Are Eurail Global Passes generally a good value?
For see-it-all train travelers out to experience as much of Europe as possible, the Eurail Global Pass is the best option. Covering 33 countries, the Global Pass allows you to travel freely through most of Europe, from Portugal to Finland to Turkey.
How do I see whether a Global Pass makes sense for my trip in particular?
Use these maps to add up approximate pay-as-you-go fares for your itinerary, and compare that cost to the price of a rail pass for the number of days you expect to spend on the train.
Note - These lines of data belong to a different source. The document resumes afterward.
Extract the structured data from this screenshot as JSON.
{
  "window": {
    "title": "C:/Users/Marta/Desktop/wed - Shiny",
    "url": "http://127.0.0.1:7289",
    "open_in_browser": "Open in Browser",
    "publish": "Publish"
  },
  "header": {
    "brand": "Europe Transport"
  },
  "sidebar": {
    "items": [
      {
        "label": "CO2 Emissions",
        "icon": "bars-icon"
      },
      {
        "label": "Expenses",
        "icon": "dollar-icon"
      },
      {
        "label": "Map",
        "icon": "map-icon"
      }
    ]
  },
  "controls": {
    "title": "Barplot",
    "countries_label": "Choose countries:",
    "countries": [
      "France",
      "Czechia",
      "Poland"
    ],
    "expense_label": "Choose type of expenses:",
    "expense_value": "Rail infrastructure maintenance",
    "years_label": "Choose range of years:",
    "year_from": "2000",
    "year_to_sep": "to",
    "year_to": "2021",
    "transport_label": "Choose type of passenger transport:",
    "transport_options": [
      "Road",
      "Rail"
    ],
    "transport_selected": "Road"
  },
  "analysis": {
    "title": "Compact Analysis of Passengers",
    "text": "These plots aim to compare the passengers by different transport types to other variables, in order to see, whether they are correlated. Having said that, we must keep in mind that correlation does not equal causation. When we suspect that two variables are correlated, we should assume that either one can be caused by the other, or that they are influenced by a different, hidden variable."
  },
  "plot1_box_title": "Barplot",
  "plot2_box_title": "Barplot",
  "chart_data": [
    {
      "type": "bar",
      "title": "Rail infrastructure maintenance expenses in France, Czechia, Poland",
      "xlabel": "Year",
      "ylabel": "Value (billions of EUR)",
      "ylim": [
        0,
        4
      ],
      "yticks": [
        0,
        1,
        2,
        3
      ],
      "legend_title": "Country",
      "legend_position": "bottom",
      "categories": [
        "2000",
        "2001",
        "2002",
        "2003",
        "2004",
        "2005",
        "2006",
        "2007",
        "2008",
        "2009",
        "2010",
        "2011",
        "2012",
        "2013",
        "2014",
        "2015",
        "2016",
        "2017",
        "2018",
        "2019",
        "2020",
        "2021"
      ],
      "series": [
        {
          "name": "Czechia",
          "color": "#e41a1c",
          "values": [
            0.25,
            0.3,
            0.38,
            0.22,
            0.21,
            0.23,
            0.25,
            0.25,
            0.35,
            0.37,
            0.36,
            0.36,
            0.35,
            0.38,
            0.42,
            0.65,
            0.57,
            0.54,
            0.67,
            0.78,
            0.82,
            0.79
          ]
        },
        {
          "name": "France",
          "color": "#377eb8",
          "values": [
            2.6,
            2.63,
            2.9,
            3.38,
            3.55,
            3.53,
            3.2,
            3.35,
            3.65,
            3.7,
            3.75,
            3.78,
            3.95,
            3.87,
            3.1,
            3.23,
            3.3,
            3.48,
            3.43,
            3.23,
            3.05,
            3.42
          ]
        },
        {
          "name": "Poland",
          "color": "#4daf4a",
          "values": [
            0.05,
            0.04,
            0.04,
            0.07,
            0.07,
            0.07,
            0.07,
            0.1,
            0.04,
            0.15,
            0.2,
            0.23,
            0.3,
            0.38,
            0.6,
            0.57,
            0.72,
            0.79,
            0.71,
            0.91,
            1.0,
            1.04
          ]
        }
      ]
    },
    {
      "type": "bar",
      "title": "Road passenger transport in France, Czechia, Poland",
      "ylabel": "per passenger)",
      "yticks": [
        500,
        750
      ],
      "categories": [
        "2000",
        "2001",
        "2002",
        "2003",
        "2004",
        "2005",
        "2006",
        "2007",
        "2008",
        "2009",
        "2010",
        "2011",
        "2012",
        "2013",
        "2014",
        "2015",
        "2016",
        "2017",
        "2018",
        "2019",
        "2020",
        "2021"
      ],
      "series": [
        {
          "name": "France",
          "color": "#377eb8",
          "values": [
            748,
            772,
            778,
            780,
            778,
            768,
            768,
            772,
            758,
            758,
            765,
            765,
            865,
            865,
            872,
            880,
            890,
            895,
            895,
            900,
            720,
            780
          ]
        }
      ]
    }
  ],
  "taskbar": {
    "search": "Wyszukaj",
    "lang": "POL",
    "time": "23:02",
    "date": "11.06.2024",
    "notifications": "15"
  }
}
Also, follow the links below for:
- More tips for figuring out whether a pass makes sense for your trip
- The basics on choosing among rail passes
- More tips on how to save money by fine-tuning your rail pass
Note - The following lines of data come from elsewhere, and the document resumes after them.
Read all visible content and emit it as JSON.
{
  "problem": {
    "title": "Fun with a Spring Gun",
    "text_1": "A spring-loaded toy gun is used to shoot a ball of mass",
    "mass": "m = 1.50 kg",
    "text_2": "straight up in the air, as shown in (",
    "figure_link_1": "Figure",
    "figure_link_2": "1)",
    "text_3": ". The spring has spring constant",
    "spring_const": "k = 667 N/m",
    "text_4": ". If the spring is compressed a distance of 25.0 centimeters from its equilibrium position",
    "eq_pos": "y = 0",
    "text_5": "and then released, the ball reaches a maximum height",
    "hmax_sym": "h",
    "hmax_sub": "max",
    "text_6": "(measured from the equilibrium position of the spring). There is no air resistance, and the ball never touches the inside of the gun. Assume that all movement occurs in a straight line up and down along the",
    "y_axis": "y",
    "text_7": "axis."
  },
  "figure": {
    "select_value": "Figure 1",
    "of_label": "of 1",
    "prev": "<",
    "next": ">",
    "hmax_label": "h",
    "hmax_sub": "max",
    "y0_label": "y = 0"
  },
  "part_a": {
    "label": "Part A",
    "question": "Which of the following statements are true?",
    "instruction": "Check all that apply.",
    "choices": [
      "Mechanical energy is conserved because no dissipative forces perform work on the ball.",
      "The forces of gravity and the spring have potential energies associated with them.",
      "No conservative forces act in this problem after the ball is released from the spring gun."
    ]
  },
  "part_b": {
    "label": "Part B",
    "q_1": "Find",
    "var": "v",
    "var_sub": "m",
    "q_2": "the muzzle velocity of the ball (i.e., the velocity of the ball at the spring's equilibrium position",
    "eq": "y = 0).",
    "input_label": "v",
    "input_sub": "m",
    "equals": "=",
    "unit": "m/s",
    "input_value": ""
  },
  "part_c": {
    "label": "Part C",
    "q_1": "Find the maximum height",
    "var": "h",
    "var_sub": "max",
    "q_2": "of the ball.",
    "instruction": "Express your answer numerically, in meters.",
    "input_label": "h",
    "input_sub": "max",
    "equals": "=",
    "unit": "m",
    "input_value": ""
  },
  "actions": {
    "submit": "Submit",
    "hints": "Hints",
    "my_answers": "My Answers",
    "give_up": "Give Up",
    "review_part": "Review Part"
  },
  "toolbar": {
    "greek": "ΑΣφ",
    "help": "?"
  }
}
- Advice on deciding between first and second class
- Answers to frequently asked rail-pass questions
You can get either a continuous pass — for 15 days, 22 days, 1 month, 2 months, or 3 months — or a flexipass for either 10 or 15 travel days within a two-month window, or 4, 5, or 7 travel days within a one-month window.
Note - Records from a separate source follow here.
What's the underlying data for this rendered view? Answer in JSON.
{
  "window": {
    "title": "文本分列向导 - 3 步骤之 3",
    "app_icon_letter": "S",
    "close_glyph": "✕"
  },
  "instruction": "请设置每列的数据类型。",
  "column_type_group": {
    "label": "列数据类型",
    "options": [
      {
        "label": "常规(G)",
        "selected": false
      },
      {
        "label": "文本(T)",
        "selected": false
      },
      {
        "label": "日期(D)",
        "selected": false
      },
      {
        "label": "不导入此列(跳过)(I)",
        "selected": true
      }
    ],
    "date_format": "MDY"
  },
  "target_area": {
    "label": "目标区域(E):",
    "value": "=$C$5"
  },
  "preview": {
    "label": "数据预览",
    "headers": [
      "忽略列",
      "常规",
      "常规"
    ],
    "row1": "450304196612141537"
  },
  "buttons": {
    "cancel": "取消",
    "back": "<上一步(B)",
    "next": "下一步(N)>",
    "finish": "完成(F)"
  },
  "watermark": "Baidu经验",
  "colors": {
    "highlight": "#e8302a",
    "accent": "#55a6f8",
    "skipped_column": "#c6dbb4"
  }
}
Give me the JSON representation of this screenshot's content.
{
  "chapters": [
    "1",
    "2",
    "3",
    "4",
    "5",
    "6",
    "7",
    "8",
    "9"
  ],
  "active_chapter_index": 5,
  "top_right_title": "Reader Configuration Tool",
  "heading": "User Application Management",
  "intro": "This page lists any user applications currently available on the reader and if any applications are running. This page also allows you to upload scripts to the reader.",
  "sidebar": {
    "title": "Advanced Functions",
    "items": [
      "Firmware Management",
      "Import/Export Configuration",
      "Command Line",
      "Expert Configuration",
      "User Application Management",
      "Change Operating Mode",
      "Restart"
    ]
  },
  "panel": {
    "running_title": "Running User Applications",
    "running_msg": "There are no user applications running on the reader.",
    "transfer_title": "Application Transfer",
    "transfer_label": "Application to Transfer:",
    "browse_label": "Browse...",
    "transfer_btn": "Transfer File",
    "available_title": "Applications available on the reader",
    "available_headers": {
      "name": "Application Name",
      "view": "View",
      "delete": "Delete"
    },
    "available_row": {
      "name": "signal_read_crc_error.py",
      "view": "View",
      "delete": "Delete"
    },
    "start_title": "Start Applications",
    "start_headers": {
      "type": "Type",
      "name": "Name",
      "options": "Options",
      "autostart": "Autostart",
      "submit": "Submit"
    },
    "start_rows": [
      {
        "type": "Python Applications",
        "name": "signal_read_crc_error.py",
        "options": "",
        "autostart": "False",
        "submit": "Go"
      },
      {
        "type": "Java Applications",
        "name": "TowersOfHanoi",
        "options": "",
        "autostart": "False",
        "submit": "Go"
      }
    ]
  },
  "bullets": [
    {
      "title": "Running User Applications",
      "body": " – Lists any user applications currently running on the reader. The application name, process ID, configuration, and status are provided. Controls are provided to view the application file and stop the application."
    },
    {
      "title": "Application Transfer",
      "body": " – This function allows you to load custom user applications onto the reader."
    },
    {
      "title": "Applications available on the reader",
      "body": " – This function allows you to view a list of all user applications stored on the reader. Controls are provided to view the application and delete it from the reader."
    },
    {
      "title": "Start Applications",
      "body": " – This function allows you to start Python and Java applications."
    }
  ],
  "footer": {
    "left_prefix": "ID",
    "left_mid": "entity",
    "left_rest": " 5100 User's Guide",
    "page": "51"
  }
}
Anything I should know before getting this pass?
While the Eurail Global Pass covers the full cost of your ticket on the overwhelming majority of European trains (fast, medium, slow, international, day, night, etc.), it's important to know what's not covered:
- Accommodations on overnight trains
- Seat-reservation fees (required on certain trains)
- A few privately operated routes (listed on each country's page — see list of countries in sidebar)
Passholders should also be aware of a few tricky areas:
- High-speed international trains: Certain fast trains — primarily those running to/from France (Eurostar, Thalys, and international TGV) — require seat reservations that are more expensive than most, and are only available in limited numbers to passholders for any given train. For instance, seat reservations on direct TGV Lyria trains between France and Switzerland cost about $35 in second class ($70 in first) in addition to a Global Pass.
- Greece and Turkey: Greece is currently connected by train to other Eurail countries via Macedonia and Bulgaria; Turkey is connected by train to Bulgaria, but service is sparse. Flying is the best way to reach Athens, Thessaloniki, or Istanbul from any major city in Europe. Ferries also connect Greece to Italy and Turkey. Within Greece and Turkey, buses are generally your best option for getting around (but they aren't covered by rail passes).
- Baltics: Lithuania, Latvia, and Estonia are connected by train to other Eurail countries only via Russia and Belarus (which aren't covered by Eurail passes, and require North American travelers to hold visas) — there are no direct international trains between Lithuania and Poland, even though they share a land border. It makes sense to connect the Baltics with the rest of Europe by plane or direct bus, as both options are faster than train connections.